**Supplied data**:
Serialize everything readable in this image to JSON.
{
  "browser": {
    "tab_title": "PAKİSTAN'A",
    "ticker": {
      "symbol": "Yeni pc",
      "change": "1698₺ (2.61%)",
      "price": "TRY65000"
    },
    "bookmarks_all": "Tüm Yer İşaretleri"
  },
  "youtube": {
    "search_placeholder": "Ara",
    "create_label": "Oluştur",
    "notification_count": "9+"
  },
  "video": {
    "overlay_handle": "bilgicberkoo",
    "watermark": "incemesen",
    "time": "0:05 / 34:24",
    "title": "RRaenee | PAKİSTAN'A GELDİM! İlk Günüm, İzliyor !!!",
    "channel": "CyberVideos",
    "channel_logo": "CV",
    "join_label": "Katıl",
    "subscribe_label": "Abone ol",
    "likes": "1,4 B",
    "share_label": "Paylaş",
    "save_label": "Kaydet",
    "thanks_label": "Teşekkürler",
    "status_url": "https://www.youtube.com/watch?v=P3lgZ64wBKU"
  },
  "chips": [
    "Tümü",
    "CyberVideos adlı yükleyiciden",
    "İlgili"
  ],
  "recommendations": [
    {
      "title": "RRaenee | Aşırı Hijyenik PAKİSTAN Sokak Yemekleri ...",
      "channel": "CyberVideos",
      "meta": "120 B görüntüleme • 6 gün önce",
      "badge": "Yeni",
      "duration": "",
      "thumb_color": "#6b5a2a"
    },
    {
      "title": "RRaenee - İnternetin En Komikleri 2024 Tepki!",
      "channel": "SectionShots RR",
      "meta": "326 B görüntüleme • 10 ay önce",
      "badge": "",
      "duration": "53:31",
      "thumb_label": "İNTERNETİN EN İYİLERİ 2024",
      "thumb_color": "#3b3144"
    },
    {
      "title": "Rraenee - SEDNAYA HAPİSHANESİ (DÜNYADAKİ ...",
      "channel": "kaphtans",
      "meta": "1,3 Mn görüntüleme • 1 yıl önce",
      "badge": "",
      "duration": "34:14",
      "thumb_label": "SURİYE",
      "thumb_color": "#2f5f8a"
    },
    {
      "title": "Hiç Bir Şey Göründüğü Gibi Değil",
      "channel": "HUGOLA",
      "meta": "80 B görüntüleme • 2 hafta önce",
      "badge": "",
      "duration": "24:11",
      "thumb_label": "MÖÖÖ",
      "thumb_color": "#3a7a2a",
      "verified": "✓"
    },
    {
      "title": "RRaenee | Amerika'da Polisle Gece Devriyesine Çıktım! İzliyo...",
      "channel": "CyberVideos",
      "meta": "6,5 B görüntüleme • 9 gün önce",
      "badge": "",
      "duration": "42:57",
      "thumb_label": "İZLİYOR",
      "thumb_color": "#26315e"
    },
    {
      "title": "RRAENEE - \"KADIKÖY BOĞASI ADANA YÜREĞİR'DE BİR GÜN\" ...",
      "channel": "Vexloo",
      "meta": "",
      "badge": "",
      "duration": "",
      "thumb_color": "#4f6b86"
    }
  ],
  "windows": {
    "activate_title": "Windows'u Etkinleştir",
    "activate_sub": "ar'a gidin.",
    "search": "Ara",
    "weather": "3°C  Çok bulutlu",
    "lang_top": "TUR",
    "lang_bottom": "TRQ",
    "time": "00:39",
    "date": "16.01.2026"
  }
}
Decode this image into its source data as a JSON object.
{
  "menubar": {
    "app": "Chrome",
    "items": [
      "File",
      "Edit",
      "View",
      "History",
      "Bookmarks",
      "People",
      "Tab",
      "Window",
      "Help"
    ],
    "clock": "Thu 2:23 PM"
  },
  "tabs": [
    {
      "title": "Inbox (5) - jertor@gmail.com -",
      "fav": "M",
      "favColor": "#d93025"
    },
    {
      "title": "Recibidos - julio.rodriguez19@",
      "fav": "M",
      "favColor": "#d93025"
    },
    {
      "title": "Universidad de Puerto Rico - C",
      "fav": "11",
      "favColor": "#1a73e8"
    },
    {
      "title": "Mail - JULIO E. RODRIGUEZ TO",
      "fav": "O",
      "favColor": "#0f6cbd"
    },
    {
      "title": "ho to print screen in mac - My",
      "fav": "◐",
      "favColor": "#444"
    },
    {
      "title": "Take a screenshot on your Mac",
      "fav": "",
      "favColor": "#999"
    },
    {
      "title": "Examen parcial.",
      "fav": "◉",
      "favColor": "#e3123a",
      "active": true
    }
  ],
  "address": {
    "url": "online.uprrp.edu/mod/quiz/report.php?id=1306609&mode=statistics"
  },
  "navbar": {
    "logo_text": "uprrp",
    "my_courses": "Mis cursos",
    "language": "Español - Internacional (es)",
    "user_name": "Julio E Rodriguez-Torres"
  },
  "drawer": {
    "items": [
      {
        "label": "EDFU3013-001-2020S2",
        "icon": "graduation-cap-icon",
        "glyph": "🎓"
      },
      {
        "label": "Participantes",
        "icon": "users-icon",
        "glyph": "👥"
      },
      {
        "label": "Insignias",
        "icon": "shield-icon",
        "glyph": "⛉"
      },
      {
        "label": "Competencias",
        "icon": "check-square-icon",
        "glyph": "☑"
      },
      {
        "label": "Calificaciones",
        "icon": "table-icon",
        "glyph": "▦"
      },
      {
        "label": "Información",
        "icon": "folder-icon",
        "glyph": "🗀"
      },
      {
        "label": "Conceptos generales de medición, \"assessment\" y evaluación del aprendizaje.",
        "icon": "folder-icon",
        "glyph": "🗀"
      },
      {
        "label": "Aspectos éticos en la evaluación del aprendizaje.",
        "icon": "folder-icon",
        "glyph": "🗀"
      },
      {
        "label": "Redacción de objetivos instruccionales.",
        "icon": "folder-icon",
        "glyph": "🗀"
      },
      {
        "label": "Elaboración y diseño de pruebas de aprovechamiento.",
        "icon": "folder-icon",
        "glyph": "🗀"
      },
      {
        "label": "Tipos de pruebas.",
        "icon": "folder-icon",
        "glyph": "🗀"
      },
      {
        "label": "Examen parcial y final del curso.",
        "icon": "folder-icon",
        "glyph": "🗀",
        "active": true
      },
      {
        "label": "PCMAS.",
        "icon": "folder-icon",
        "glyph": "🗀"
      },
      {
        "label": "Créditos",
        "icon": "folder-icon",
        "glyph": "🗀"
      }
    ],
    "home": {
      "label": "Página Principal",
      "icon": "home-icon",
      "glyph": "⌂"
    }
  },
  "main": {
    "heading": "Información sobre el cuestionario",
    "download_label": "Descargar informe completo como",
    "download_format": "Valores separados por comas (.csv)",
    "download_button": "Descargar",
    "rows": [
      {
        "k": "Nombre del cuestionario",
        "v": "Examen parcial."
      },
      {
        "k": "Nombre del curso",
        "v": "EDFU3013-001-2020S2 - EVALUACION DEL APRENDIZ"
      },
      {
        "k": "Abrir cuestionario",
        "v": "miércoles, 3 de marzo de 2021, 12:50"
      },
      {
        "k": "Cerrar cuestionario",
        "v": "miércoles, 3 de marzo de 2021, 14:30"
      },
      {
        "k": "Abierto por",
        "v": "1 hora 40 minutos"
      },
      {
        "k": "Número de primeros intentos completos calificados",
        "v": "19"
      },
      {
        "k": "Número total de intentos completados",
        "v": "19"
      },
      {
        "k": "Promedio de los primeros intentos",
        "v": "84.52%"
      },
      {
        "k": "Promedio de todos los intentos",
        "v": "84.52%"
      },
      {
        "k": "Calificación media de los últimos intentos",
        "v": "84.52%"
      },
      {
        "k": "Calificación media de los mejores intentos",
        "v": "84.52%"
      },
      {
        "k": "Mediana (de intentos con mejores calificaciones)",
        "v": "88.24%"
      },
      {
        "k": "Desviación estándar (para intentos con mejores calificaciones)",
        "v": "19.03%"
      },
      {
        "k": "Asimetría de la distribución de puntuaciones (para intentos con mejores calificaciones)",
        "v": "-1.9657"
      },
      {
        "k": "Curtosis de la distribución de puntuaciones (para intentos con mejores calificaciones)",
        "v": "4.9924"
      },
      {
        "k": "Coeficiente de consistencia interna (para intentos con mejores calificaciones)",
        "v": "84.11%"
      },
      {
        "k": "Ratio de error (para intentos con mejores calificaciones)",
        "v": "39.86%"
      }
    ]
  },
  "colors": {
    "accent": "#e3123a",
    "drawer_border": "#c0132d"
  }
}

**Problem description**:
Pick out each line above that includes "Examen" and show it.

**Task answer**:
      "title": "Examen parcial.",
        "label": "Examen parcial y final del curso.",
        "v": "Examen parcial."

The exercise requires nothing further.